[Data excerpts]
=-=-=

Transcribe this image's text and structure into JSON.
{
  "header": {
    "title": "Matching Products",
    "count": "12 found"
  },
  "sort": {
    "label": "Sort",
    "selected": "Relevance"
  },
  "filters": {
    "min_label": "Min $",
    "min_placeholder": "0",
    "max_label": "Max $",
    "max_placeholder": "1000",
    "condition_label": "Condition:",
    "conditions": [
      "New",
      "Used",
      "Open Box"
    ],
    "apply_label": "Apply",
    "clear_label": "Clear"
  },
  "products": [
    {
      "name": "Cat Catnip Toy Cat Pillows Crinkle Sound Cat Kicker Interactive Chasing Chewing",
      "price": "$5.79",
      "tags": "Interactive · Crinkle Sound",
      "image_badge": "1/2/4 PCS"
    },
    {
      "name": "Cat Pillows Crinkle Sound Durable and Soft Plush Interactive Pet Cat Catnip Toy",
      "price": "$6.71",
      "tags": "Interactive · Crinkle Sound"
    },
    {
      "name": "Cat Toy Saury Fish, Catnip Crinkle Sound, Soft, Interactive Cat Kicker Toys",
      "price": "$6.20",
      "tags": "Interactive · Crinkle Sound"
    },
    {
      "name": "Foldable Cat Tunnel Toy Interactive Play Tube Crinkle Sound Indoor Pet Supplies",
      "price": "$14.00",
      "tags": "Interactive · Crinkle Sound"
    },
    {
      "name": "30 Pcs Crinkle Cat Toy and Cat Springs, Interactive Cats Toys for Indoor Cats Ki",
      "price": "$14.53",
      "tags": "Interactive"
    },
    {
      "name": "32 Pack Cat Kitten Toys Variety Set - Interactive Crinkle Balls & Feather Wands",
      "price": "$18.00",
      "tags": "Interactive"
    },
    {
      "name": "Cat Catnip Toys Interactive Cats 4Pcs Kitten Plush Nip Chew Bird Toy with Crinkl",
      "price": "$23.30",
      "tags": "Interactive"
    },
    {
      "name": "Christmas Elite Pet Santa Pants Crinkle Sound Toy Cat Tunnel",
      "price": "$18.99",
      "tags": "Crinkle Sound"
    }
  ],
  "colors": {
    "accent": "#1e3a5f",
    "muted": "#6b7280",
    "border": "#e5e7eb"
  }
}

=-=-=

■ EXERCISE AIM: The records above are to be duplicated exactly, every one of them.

■ ANSWER BOX:
Transcribe this image's text and structure into JSON.
{
  "header": {
    "title": "Matching Products",
    "count": "12 found"
  },
  "sort": {
    "label": "Sort",
    "selected": "Relevance"
  },
  "filters": {
    "min_label": "Min $",
    "min_placeholder": "0",
    "max_label": "Max $",
    "max_placeholder": "1000",
    "condition_label": "Condition:",
    "conditions": [
      "New",
      "Used",
      "Open Box"
    ],
    "apply_label": "Apply",
    "clear_label": "Clear"
  },
  "products": [
    {
      "name": "Cat Catnip Toy Cat Pillows Crinkle Sound Cat Kicker Interactive Chasing Chewing",
      "price": "$5.79",
      "tags": "Interactive · Crinkle Sound",
      "image_badge": "1/2/4 PCS"
    },
    {
      "name": "Cat Pillows Crinkle Sound Durable and Soft Plush Interactive Pet Cat Catnip Toy",
      "price": "$6.71",
      "tags": "Interactive · Crinkle Sound"
    },
    {
      "name": "Cat Toy Saury Fish, Catnip Crinkle Sound, Soft, Interactive Cat Kicker Toys",
      "price": "$6.20",
      "tags": "Interactive · Crinkle Sound"
    },
    {
      "name": "Foldable Cat Tunnel Toy Interactive Play Tube Crinkle Sound Indoor Pet Supplies",
      "price": "$14.00",
      "tags": "Interactive · Crinkle Sound"
    },
    {
      "name": "30 Pcs Crinkle Cat Toy and Cat Springs, Interactive Cats Toys for Indoor Cats Ki",
      "price": "$14.53",
      "tags": "Interactive"
    },
    {
      "name": "32 Pack Cat Kitten Toys Variety Set - Interactive Crinkle Balls & Feather Wands",
      "price": "$18.00",
      "tags": "Interactive"
    },
    {
      "name": "Cat Catnip Toys Interactive Cats 4Pcs Kitten Plush Nip Chew Bird Toy with Crinkl",
      "price": "$23.30",
      "tags": "Interactive"
    },
    {
      "name": "Christmas Elite Pet Santa Pants Crinkle Sound Toy Cat Tunnel",
      "price": "$18.99",
      "tags": "Crinkle Sound"
    }
  ],
  "colors": {
    "accent": "#1e3a5f",
    "muted": "#6b7280",
    "border": "#e5e7eb"
  }
}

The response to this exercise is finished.